This Is It
I had this moment of clarity. I had been giving a good deal of thought to this idea of living in the present. We hear and read so much about it these days that the message can seem a bit pedestrian at times. And I suspect that some sources of this chatter are more parrot than practitioner.
Nonetheless, the message was apparently sinking in because it suddenly occurred to me one evening—and I’m aware of how trite this is going to sound—that I was always striving for something. From my earliest recollection, I have been hyperconscious of my age and the short time I have on this planet, which has driven me to find something that tells me I have arrived, found my place, made my mark, or something.
But the moment of clarity was not that I was always striving. The moment of clarity was that I never fully understood the corollary to that. That is, by being focused entirely on striving, my entire life I had been preventing myself from ever appreciating the moments when I had accomplished what I had been striving for.
I almost never stopped to realize, “This is it. This is the moment I worked for, that I have been searching for.” And if I did happen to appreciate a moment, it was shallow and preoccupied by other thoughts. I didn’t let it sink in. Far from it, in fact. I was distracted with thinking about what the next step was going to be, what I had to do next in order to finally be happy and fulfilled.
Fairy tales and Hollywood movies have done us all a great disservice (though I wouldn’t want to live in a world without either). In our culture we really do tend to believe that there is this moment—the happily ever after, swelling music, and goose bumps moment—when it all comes together. When we finally are able to declare victory over all our adversity and somehow live in this stasis of triumph and glory.

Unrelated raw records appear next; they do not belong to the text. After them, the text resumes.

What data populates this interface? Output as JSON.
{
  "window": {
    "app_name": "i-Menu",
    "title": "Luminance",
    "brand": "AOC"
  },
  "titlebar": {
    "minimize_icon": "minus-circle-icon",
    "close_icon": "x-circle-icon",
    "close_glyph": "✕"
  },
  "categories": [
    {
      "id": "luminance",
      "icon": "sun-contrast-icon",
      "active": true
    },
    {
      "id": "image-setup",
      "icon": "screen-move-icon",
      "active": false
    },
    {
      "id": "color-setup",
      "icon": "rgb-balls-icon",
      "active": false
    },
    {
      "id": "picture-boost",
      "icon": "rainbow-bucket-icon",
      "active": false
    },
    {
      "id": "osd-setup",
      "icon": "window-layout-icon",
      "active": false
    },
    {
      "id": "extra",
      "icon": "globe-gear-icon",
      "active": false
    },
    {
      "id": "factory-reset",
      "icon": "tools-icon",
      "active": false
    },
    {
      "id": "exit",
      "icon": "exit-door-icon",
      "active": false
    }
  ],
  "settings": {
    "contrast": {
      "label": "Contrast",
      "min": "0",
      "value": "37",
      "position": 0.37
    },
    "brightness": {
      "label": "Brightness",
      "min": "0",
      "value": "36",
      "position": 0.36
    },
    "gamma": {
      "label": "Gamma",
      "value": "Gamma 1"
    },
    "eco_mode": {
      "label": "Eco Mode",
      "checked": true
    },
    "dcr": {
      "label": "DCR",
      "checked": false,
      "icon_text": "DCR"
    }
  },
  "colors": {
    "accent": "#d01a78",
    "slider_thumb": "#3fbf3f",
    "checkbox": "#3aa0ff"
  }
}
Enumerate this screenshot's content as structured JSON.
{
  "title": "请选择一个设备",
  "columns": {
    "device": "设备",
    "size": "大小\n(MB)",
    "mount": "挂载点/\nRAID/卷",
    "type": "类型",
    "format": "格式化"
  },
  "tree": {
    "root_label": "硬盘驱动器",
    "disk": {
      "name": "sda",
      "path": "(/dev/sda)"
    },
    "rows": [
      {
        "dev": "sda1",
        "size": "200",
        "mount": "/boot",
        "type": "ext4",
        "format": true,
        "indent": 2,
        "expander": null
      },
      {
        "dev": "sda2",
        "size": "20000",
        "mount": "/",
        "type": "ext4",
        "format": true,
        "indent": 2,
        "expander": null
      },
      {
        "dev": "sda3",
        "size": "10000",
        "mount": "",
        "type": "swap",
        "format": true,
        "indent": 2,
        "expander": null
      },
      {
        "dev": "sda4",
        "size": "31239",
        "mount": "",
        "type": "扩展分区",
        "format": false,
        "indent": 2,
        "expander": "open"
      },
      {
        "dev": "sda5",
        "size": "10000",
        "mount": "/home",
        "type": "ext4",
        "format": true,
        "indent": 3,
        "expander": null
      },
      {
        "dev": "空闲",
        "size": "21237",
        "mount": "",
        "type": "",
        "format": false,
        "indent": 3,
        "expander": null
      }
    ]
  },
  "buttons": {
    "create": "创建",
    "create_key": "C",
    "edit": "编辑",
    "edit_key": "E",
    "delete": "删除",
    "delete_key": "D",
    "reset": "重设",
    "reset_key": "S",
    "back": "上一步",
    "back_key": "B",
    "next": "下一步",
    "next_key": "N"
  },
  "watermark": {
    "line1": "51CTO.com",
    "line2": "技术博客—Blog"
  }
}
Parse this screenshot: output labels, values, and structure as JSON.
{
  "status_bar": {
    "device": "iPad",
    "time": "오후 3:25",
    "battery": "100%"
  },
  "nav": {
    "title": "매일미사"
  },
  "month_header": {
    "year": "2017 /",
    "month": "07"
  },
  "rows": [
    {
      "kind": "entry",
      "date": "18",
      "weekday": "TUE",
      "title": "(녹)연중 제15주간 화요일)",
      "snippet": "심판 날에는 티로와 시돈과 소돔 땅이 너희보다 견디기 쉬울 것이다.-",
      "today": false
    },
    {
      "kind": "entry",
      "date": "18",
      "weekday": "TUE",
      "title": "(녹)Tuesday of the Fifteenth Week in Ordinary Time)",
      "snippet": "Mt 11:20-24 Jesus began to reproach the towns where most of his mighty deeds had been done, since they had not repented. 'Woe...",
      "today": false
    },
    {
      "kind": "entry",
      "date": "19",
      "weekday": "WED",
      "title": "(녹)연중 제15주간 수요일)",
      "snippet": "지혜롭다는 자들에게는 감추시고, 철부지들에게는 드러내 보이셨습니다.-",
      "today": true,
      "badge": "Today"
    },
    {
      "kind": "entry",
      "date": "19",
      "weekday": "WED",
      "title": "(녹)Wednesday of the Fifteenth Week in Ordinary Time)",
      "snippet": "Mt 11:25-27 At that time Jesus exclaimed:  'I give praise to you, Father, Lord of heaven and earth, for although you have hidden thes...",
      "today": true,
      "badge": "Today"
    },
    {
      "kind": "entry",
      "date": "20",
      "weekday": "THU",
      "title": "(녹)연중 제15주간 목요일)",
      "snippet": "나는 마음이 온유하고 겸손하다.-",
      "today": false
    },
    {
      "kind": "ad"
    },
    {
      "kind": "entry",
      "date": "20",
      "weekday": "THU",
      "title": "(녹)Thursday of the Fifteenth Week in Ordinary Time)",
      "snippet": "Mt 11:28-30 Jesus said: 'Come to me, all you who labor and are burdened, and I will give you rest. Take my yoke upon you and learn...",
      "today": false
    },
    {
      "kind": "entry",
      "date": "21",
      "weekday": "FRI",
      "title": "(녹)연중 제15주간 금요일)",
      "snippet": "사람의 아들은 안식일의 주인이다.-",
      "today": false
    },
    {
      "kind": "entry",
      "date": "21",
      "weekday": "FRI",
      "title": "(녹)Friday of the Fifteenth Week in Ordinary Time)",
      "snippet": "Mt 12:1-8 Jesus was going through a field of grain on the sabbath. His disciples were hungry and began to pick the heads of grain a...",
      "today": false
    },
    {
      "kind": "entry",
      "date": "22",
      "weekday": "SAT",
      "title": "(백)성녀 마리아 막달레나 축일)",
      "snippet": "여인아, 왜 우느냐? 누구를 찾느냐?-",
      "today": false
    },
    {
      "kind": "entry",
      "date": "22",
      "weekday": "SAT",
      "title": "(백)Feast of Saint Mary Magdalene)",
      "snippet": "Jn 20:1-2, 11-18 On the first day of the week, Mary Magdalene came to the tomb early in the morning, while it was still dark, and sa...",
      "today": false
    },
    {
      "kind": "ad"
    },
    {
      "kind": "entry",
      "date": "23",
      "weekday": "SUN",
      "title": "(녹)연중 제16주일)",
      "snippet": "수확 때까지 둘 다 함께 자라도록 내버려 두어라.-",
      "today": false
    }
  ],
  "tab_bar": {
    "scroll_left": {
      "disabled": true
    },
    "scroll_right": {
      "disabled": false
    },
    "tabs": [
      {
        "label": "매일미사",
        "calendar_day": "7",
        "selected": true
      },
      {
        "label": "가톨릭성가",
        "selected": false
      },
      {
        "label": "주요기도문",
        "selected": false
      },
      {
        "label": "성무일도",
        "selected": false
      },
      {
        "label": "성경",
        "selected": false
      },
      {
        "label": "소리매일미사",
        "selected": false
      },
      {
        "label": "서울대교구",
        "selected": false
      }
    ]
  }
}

We sincerely believe that at some point we will complete that last item on our to-do list or meet that person of our dreams and we will finally cross the bridge into a perpetual crescendo.
And when it doesn’t work out that way—when we aren’t able to capture that moment in time where we are forever in ecstasy—we are disappointed with our reality and continue our futile hunt. Time marches on and we are swept away with it.
This is no way to live. It’s a sisyphean disappointment of our own making. It is a deceitful manifestation; a malicious mirage. The reality is that we are forever creating these moments of rapture, but we’re too intent on capturing it in a bottle (or a tweet or a photo or a post) to notice. We are too distracted to stop and say to ourselves, “This is it, this is that moment I had envisioned. This is a moment of perfection.”
It may not be a moment that you worked for, but instead it was given to you like a gift in its purest form, as will happen in life. And it was gorgeous and full of living. Ephemeral, yes, but that should not diminish it’s value in any way. On the contrary. This is what life is, and we can be in awe of a moment (without regret) even as we move through it and on to the next. We do it without effort, I think, as children. Biting into watermelon on a hot day, running into a cold lake, sledding down a snow-packed hill. These kinds of moments are exquisite as a child because we are in the moment, not preoccupied with the idea that they will end.
And that’s what being mindful and living in the present is, I suppose. It’s not all that mystical or fantastical. What’s fantastical is thinking we can capture a moment of time into eternity, while simultaneously neglecting its splendor. Certainly we always want to do more and strive to do better. That’s human nature and it is good. But we can also live in the moment. We can see where we are and the astounding beauty in our lives, and say to ourselves, “This is it.”